[1] “Comparing the Impacts of the 2005 and 2008 Hurricanes on U.S. Energy Infrastructure,” U.S. Department of Energy, February 2009, http://www.oe.netl.doe.gov/docs/HurricaneComp0508r2.pdf, (26 April 2012).

[2] Craig Dale, “Energy Angst: Japan’s Post-Tsunami Power Crisis,” CBC News, 30 May 2011, http://www.cbc.ca/news/canada/story/2011/05/27/f-japan-energy-angst.html (24 April 2012).

[3] Brian Wingfield, “Power-Grid Cyber Attack Seen Leaving Millions in Dark for Months,” Bloomberg News, 1 February 2012, http://www.bloomberg.com/news/2012-02-01/cyber-attack-on-u-s-power-grid-seen-leaving-millions-in-dark-for-months.html (24 April 2012).

[4] “The Future of the Electricity Grid,” Massachusetts Institute of Technology, 2011, http://web.mit.edu/mitei/research/studies/documents/electric-grid-2011/Electric_Grid_Full_Report.pdf (23 April 201).

[5] Guy Warner, “Decentralized Power and Disaster Preparation,” 12 April 2011, http://www.greentechmedia.com/articles/read/decentralized-power-and-disaster-preparation/(26 April 2012).

[6] “GE to Build Microgrid Demo at CA Marine Base,” SustainableBusiness.com News, 9 July 2009, http://www.sustainablebusiness.com/index.cfm/go/news.display/id/18533 (26 April 2012).

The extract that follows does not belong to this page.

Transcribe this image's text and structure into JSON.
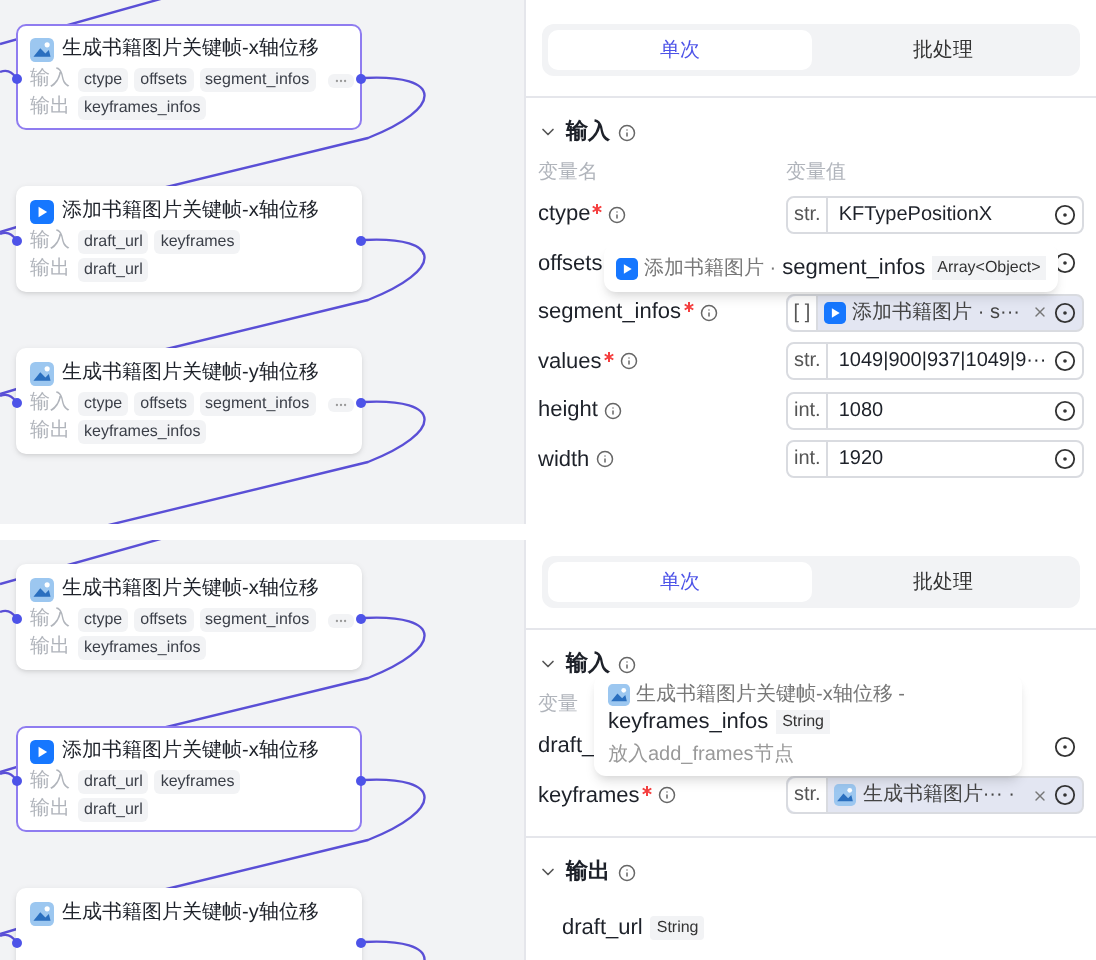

[7] “Expanding Interest in Microgrids, US is best market,” SustainableBusiness.com News, 1 September 2011, http://www.sustainablebusiness.com/index.cfm/go/news.display/id/22855 (26 April 2012).

[8]Volker Quaschnig, “The Future of Photovoltaics in Germany,” 8 February 2012,  http://www.cic-invest.de/fileadmin/media/Downloads/Future_of_Photovoltaics_in_Germany.pdf (25 April 2012).

[9] Paul L. Joskow, “Creating a Smarter U.S. Electricity Grid,” Discussion Draft, 1 October 2011, http://economics.mit.edu/files/7427 (25 April 2012).

[10] Guy Warner, “Decentralized Power and Disaster Preparation,” 12 April 2011, http://www.greentechmedia.com/articles/read/decentralized-power-and-disaster-preparation/ (26 April 2012).

[11] Virginia Tech Consortium on Energy Restructuring, Distributed Generation Educational Model, “Chapter 1.3: Benefits of Distributed Generation,” 2007, http://www.dg.history.vt.edu/ch1/benefits.html (26 April 2012).

[12] Osha Gray Davidson, “Why We Need a ‘Local Energy’ Movement,” Mother Jones, 2 November 2009,  http://motherjones.com/blue-marble/2009/11/why-we-need-local-energy-movement (26 April 2012).

[13] “Electricity Grid Modernization,” United States Government Accountability Office, January 2011, http://www.ferc.gov/industries/electric/indus-act/smart-grid/gao-report.pdf (23 April 2012).

The views expressed are those of the author(s) alone. They do not necessarily reflect the views of the American Institute for Contemporary German Studies.

Kirsten Verclas

ORISE Science and Technology Policy Fellow

Kirsten Verclas is an ORISE Science and Technology Policy Fellow. Previously, she was a Program Manager in the International Department of the National Association of Regulatory Utility Commissioners (NARUC) working on regulatory partnerships in Africa under a NARUC-U.S. Agency for International Development (USAID) Cooperative Agreement. Before coming to NARUC, Ms. Verclas was a Senior Program Manager at the American Institute for Contemporary German Studies (AICGS) at Johns Hopkins University, where she managed the Institute’s grant projects. She initially joined AICGS as Executive Assistant in 2003 and started working in the Institute’s Research Program in 2008. Ms. Verclas has written extensively on energy and climate as well as security policy in the transatlantic context. She holds a BA in International Relations with a Minor in Economics from Franklin and Marshall College and an MA in International Relations with a concentration in Security Studies from The Elliott School at The George Washington University. She also earned an MS in Energy Policy and Climate from Johns Hopkins University in August 2013.

She is a 2017-2018 participant in AICGS’ project “A German-American Dialogue of the Next Generation: Global Responsibility, Joint Engagement,” sponsored by the Transatlantik-Programm der Bundesrepublik Deutschland aus Mitteln des European Recovery Program (ERP) des Bundesministeriums für Wirtschaft und Energie (BMWi).